“I ain’ no hunter noways. Peers lack I don’t even know ’nough to ketch a rabbit,” he said with scorn. “Whar’s that lazy Tige anyways?” he added, his scorn merging into wrath.

Then jerking the old suspender in place he straightened up on his sturdy, bare feet, and darted through the underbrush in the direction where the rabbit had disappeared.

“I’ll ketch you yit, yes I will, you same old cottontail,” he muttered through clenched teeth.

There it was again! Just a moment the round, gray back darted above the bushes, and then plunging into deeper undergrowth, bounded on and on. But the slim, knotty brown legs plunged on and on too, till at last a swift, cruel stone felled the unlucky little woodlander, for Steve was a most skillful marksman.

“Huh! thought you’d git away from me, did ye?” said the boy, picking up the still body. “I reckons I kin do some things yit,” he said, “ef I don’t know much.”
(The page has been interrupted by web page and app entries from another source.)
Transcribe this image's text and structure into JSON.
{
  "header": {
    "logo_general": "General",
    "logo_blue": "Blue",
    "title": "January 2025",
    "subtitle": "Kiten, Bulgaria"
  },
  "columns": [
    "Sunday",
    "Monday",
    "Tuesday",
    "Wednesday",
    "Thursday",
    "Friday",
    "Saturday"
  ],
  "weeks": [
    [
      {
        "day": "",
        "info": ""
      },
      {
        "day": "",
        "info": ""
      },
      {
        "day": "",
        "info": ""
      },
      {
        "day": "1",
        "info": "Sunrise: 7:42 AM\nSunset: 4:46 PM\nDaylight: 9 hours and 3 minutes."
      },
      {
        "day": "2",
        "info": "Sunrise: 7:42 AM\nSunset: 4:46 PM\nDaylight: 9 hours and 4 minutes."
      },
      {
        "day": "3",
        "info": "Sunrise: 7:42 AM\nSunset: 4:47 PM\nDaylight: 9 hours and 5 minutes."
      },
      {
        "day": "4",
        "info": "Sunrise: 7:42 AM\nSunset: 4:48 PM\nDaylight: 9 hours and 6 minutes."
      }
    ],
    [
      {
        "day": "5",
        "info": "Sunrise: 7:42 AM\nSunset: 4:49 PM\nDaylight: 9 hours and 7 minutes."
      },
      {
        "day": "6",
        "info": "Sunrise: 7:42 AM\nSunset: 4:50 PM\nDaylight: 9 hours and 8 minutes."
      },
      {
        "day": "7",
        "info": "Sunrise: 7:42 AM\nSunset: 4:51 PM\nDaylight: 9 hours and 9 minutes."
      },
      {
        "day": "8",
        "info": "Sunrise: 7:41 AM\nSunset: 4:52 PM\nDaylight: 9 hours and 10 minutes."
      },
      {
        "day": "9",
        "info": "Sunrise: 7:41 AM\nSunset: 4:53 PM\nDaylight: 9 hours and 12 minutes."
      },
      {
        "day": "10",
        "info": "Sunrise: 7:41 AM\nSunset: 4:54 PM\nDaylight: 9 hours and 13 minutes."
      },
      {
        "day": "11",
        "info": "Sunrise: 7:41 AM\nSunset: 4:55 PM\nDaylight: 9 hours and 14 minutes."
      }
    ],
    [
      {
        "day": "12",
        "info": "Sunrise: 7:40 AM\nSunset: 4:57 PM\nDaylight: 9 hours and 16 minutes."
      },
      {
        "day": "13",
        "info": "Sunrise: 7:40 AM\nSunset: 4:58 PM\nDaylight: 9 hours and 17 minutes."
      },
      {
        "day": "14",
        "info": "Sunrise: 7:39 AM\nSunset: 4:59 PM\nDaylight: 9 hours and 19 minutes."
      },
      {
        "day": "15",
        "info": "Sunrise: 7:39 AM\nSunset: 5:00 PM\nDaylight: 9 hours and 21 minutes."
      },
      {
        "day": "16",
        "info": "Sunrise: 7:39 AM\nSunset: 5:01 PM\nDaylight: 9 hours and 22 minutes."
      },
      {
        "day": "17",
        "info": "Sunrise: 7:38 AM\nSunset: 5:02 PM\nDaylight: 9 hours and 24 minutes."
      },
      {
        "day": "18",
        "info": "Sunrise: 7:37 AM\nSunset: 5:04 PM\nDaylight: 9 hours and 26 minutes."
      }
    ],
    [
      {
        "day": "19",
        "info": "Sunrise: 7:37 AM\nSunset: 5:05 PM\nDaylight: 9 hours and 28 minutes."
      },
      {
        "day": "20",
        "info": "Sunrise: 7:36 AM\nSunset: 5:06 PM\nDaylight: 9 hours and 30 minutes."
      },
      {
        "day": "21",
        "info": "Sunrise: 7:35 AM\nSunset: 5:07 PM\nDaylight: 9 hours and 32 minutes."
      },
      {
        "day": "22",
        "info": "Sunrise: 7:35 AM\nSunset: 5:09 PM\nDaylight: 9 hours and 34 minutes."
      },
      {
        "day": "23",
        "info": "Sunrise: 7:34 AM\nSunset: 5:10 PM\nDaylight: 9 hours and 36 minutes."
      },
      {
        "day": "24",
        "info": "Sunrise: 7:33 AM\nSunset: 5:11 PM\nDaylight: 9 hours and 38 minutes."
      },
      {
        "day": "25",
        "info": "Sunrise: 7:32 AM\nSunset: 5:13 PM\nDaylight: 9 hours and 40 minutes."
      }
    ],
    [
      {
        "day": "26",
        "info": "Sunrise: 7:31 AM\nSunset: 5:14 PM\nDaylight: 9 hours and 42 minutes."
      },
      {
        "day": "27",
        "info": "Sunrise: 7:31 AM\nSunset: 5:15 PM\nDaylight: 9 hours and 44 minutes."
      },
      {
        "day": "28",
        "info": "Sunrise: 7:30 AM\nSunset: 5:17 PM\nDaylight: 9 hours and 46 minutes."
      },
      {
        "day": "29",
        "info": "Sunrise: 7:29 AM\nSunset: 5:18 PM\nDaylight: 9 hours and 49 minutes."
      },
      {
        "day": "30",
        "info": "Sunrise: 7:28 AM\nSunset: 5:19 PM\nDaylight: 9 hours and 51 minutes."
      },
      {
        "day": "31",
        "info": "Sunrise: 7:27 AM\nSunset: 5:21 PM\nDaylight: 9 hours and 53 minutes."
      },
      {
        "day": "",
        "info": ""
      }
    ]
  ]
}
The boy was in a strange, new mood. He did not understand himself. Though a good hunter for a lad of twelve he had been heretofore a generous friend or conqueror of the fur and feathered folk, wont to deal gently with a fallen foe. Now he jerked up the limp body of the rabbit savagely and struck its head spitefully against a near-by tree trunk.

“I kin kill rabbits ef I can’t do nothin’ else.”

Just then a big black and tan dog came into view with the dignity befitting age. Boy and dog had been born the same month, but while one was scarcely well entered upon life, the other’s race was almost run. The boy was usually most considerate of the infirmities of his lifelong friend, but to-day he scolded the dog till with drooping tail and grieved, uncomprehending eyes he slunk away out of sight.

A strange experience had come to the mountain boy the day before which had changed his whole world. It was as though the wooded mountains which hemmed in his little cabin home had parted for a moment and given him a glimpse of a fascinating world beyond. He and Tige had wandered farther from home that day than ever before, though wanderers they had always been, the woods holding a deep interest for Steve. He loved to hide in the densest solitudes, lie still with his dog and dream, fantastic, unreal dreams. Now a definite, tangible vision had come to him out of the solitude of a hazy November day in the mountains of Kentucky. He had lain for two hours or more in the stillness when suddenly Tige lifted his head and gave a sharp bark, then came the sound of voices, strange voices Steve at once knew them to be, and as he caught the tones more clearly, recognized that one at least was of a kind which he had never heard before. Keeping Tige quiet with a firm hand, he lifted his head and listened with ear and soul, then into view stepped a man of medium height with a clean, fine face, clothes of a sort unknown to the boy, and an easy, alert stride totally foreign to the mountaineer’s slouching gait....